6.You manage to stay in touch with family and friends if not thru email or phone then thru this blog (hi, Kaye!). It brings me joy and pride that I got to see a lot of Phoebe recently since she's helping us out with our little house project (I'm so user-friendly hahaha), that Regie and I managed to have lunch with Babette before she flew off to the States (right after we closed the house deal with the contractors she referred), that Dex and Beavis came over to visit me and Pau in our office and we exchange emails and texts on Twilight and hot air balloon festival in Clark and stuff, that the dinner with the QT boys pushed thru and it was long and raucous as expected (and we planned to go to the E-heads concert together), that Liz and Rommel texted as soon as their babies (born a week apart) came out, that even continent-hopping-and-soon-to-be-London-librarian-and-socialist Didoy has stayed in touch, and that when I text or email my other old friends from MWC they still know who I am (hahaha).

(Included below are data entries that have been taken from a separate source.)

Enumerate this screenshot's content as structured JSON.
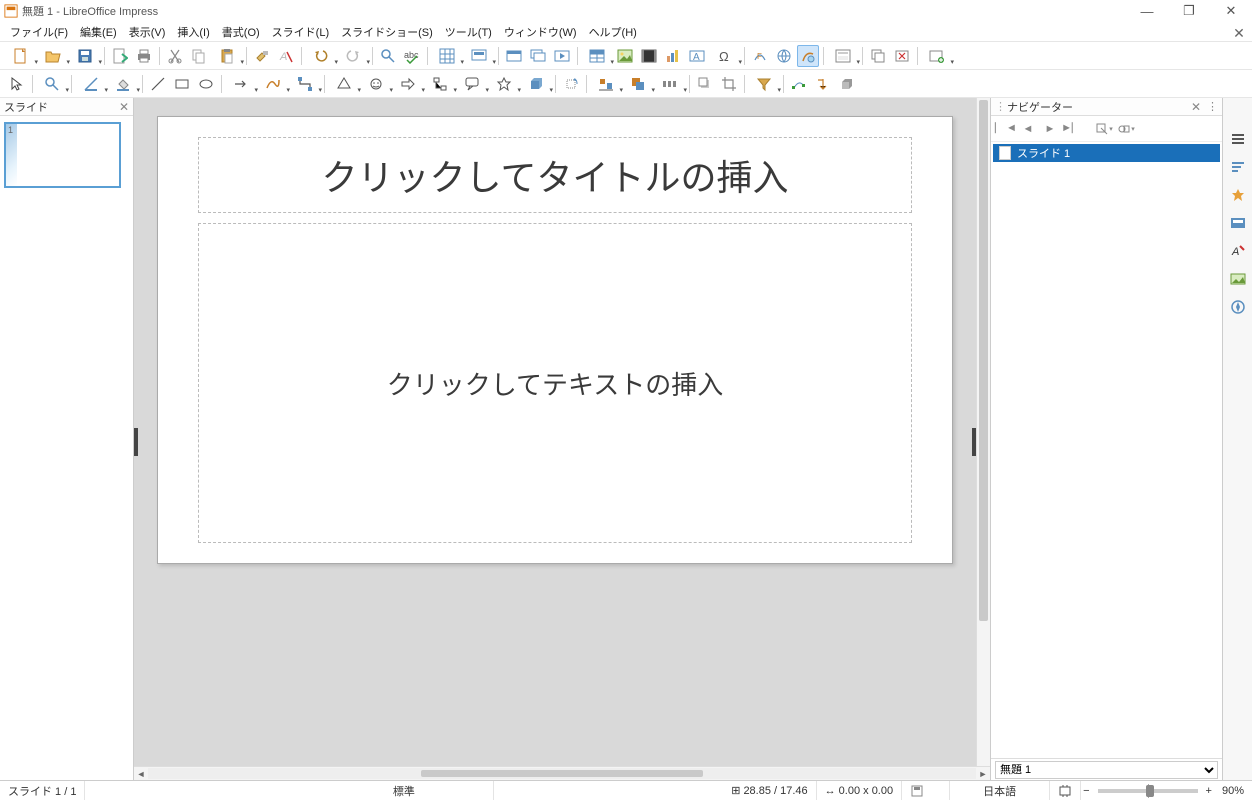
{
  "window": {
    "title": "無題 1 - LibreOffice Impress"
  },
  "menus": [
    {
      "id": "file",
      "label": "ファイル(F)"
    },
    {
      "id": "edit",
      "label": "編集(E)"
    },
    {
      "id": "view",
      "label": "表示(V)"
    },
    {
      "id": "insert",
      "label": "挿入(I)"
    },
    {
      "id": "format",
      "label": "書式(O)"
    },
    {
      "id": "slide",
      "label": "スライド(L)"
    },
    {
      "id": "slideshow",
      "label": "スライドショー(S)"
    },
    {
      "id": "tools",
      "label": "ツール(T)"
    },
    {
      "id": "window",
      "label": "ウィンドウ(W)"
    },
    {
      "id": "help",
      "label": "ヘルプ(H)"
    }
  ],
  "slide_panel": {
    "title": "スライド",
    "thumb_number": "1"
  },
  "canvas": {
    "title_placeholder": "クリックしてタイトルの挿入",
    "text_placeholder": "クリックしてテキストの挿入"
  },
  "navigator": {
    "title": "ナビゲーター",
    "item_label": "スライド 1",
    "doc_selector": "無題 1"
  },
  "statusbar": {
    "slide_count": "スライド 1 / 1",
    "mode": "標準",
    "coords": "28.85 / 17.46",
    "size": "0.00 x 0.00",
    "lang": "日本語",
    "zoom": "90%"
  }
}
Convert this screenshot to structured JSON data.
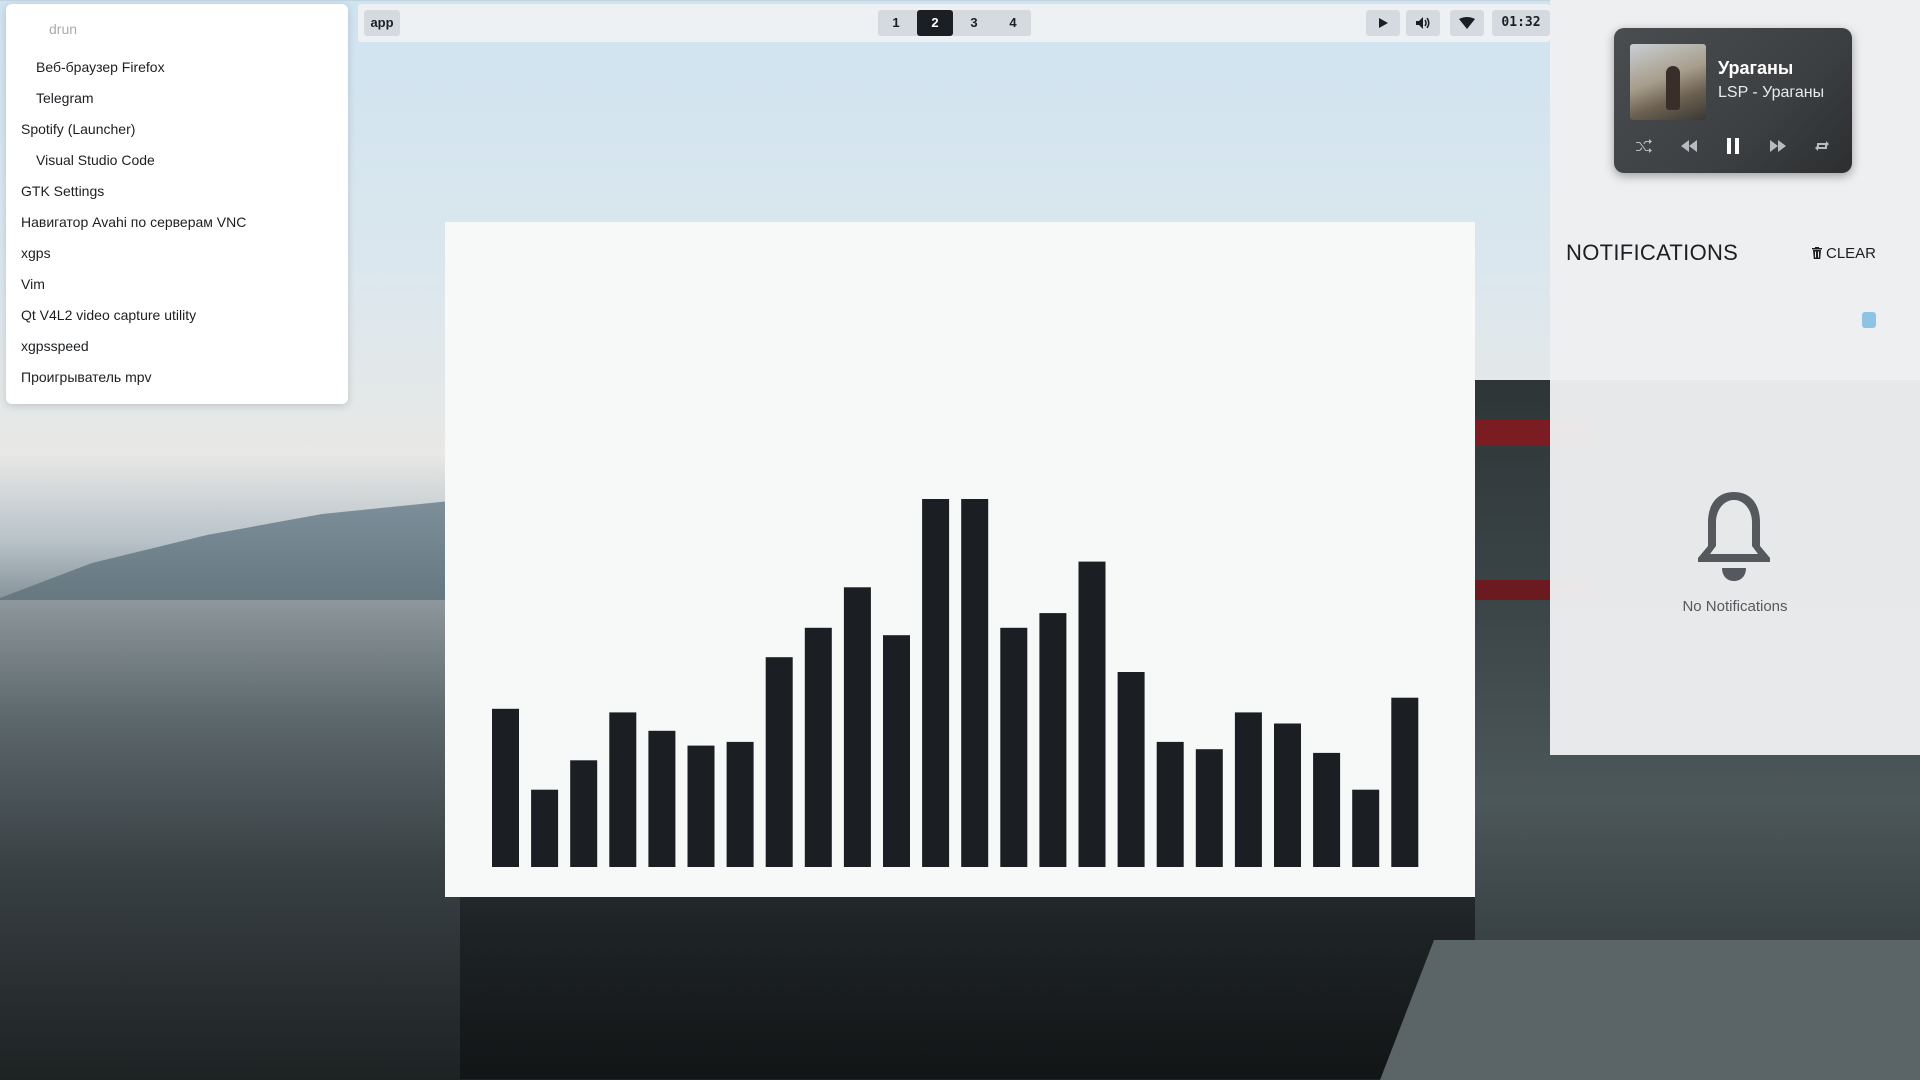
{
  "launcher": {
    "placeholder": "drun",
    "items": [
      {
        "label": "Веб-браузер Firefox",
        "indent": true
      },
      {
        "label": "Telegram",
        "indent": true
      },
      {
        "label": "Spotify (Launcher)",
        "indent": false
      },
      {
        "label": "Visual Studio Code",
        "indent": true
      },
      {
        "label": "GTK Settings",
        "indent": false
      },
      {
        "label": "Навигатор Avahi по серверам VNC",
        "indent": false
      },
      {
        "label": "xgps",
        "indent": false
      },
      {
        "label": "Vim",
        "indent": false
      },
      {
        "label": "Qt V4L2 video capture utility",
        "indent": false
      },
      {
        "label": "xgpsspeed",
        "indent": false
      },
      {
        "label": "Проигрыватель mpv",
        "indent": false
      }
    ]
  },
  "topbar": {
    "app_label": "app",
    "workspaces": [
      "1",
      "2",
      "3",
      "4"
    ],
    "active_workspace": "2",
    "icons": [
      "play-icon",
      "volume-icon",
      "wifi-icon"
    ],
    "clock": "01:32"
  },
  "visualizer": {
    "bar_color": "#1b1f23",
    "levels": [
      43,
      21,
      29,
      42,
      37,
      33,
      34,
      57,
      65,
      76,
      63,
      100,
      100,
      65,
      69,
      83,
      53,
      34,
      32,
      42,
      39,
      31,
      21,
      46
    ]
  },
  "media": {
    "title": "Ураганы",
    "artist": "LSP - Ураганы",
    "controls": [
      "shuffle-icon",
      "previous-icon",
      "pause-icon",
      "next-icon",
      "repeat-icon"
    ]
  },
  "notifications": {
    "title": "NOTIFICATIONS",
    "clear_label": "CLEAR",
    "empty_label": "No Notifications",
    "accent": "#8ec3e6"
  }
}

Thom deserves a special mention apart from the rest bcoz it is he who emails and calls me on a daily basis and drops by the house too at night or on weekends to bring me my Readers' Digest that still gets delivered in MWC or give me some forms to sign to sell my stocks and stuff. Altho for the most part he just gets in touch to badger me with work-related questions that he now has to deal with since he got stuck with some of my work in MWC hahaha. (I need to start charging him consultancy fees soon...)



7.You read the exceptional books before they are turned into so-so movies. I have this Catch 22 issue with book/movie tie-ins. If a movie is turned into a movie I'd want to see it coz then I figure the story must be that good, but I'm also worried that the movie might turn out disappointing bcoz I know deep down it can never be as good as the book (Twilight is a prime and recent example). So then I end up not reading the book nor watching the film version at all. (Which is why I missed The Kite Runner, Marley and Me, etc.)

What I really want in my life is to find books that I rave about and after a few months or years find it turned into big-budget Hollywood productions (like The Reader, Bee Season, If Only It Were True, etc). So then I can be smug and pretend to know all about the movie before the DVD is even out in Quiapo. Hahaha. Hence, as a way to address my dilemma, I subscribed to the mailing list of Fully Booked and Powerbooks. (MoA is one of the few malls I know that has both stores under its roof.) Every week or so I treat myself to the latest from Alice Sebold, or the Joan Didion bestseller that I missed out on, or Griffin and Sabine which I heard of from Babette. Among the more notable books I've recently read are Ricky Lee's Para Kay B and Anita Shreve's The Last Time They Met, both good stories but with strange endings that somehow disturbed and turned me off.



On particularly uneventful days I am tempted to join Fully Booked's Book Geek of the Month contest just for something to do. But I don't know. It's bad enough to be a geek for one day, but to be The Geek of The Month?

It sounds altogether too desperate and is probably joined in only by people who need to get a life.

I'd like to think I'm not (yet) in that category.